◆ Exercise materials ◆
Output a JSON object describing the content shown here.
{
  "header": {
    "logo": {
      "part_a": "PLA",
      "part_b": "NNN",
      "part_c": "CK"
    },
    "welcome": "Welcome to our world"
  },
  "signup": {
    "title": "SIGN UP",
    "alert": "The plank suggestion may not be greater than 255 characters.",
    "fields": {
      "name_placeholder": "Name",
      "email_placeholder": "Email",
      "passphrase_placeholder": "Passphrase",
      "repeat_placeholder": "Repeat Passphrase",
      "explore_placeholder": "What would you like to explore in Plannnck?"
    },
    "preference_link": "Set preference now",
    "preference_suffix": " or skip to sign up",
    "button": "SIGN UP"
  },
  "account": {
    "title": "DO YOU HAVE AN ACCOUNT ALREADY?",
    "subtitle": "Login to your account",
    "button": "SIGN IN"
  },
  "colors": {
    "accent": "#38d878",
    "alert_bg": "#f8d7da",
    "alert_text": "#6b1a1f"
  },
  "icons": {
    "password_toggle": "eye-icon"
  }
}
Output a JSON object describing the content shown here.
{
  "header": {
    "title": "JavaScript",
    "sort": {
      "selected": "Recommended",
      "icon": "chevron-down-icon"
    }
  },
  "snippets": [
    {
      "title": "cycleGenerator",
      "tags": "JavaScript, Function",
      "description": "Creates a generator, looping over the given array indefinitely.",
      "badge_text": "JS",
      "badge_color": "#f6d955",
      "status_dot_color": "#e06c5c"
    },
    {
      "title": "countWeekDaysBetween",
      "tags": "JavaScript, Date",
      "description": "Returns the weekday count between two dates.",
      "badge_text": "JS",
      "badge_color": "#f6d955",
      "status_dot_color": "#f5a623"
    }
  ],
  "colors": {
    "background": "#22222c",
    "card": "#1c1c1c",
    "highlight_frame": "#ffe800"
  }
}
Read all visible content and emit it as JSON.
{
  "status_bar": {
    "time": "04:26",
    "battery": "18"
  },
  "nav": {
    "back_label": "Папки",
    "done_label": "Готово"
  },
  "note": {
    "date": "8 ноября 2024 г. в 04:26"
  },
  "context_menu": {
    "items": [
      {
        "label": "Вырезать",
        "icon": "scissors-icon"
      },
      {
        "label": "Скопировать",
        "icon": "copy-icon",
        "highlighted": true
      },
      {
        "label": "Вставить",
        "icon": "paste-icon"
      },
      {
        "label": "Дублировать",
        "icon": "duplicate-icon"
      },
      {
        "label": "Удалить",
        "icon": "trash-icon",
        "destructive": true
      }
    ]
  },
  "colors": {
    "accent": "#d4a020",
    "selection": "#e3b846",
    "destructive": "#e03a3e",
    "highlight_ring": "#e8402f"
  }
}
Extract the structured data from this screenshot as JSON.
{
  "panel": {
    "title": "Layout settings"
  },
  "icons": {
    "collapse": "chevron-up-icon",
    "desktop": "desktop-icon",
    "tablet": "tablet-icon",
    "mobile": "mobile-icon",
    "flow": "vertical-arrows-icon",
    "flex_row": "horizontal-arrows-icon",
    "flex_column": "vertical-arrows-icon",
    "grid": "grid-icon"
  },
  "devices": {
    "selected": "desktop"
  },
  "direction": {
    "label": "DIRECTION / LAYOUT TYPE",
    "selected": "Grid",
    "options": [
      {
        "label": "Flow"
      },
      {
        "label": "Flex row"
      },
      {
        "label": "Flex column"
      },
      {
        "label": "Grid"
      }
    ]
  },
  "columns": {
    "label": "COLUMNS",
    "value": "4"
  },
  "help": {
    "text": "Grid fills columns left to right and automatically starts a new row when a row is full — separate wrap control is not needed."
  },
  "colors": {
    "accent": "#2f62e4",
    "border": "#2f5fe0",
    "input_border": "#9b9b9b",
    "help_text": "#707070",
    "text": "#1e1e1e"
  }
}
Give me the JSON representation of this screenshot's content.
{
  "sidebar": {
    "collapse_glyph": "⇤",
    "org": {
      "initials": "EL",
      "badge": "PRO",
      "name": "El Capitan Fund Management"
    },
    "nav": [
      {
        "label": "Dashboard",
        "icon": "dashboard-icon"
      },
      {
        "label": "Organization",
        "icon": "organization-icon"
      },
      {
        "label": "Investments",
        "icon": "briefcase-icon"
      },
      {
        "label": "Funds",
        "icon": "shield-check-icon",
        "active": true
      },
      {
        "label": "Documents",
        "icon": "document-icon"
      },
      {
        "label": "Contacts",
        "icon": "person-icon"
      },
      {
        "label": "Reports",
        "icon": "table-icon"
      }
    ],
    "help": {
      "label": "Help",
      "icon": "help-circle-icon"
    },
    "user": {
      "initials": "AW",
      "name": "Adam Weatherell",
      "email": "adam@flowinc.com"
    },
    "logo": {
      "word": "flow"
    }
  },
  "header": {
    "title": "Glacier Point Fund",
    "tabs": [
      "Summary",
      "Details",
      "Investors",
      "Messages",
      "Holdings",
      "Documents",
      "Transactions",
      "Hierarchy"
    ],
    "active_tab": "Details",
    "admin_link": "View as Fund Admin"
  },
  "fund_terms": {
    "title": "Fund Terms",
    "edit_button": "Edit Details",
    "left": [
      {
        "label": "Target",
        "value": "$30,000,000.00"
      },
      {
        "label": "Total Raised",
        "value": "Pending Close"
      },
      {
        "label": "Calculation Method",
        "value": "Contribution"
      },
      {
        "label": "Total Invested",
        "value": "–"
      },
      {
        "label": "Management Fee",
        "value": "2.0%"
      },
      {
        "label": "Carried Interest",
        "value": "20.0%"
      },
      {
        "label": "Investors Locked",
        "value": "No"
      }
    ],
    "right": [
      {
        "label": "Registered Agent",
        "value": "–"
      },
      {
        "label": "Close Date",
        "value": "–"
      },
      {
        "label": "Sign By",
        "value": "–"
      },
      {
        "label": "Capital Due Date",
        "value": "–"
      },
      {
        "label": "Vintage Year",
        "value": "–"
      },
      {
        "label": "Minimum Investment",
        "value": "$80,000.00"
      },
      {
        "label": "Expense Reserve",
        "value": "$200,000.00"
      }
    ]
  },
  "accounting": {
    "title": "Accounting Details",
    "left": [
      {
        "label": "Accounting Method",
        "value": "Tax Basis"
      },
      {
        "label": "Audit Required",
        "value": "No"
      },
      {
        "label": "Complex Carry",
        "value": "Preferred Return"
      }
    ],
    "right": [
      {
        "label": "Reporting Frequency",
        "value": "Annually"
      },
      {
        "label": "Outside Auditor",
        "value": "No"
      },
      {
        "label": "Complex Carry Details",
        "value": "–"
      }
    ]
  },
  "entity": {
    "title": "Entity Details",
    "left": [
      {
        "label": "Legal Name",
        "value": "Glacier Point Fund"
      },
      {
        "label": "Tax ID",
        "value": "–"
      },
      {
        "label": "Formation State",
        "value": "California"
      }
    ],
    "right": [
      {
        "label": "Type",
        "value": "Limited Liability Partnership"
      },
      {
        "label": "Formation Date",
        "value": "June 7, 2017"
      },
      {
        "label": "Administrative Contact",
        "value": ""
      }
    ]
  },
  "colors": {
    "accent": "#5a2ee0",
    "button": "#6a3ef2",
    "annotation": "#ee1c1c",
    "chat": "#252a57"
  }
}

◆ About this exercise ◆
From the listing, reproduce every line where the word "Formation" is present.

◆ Answer below ◆
        "label": "Formation State",
        "label": "Formation Date",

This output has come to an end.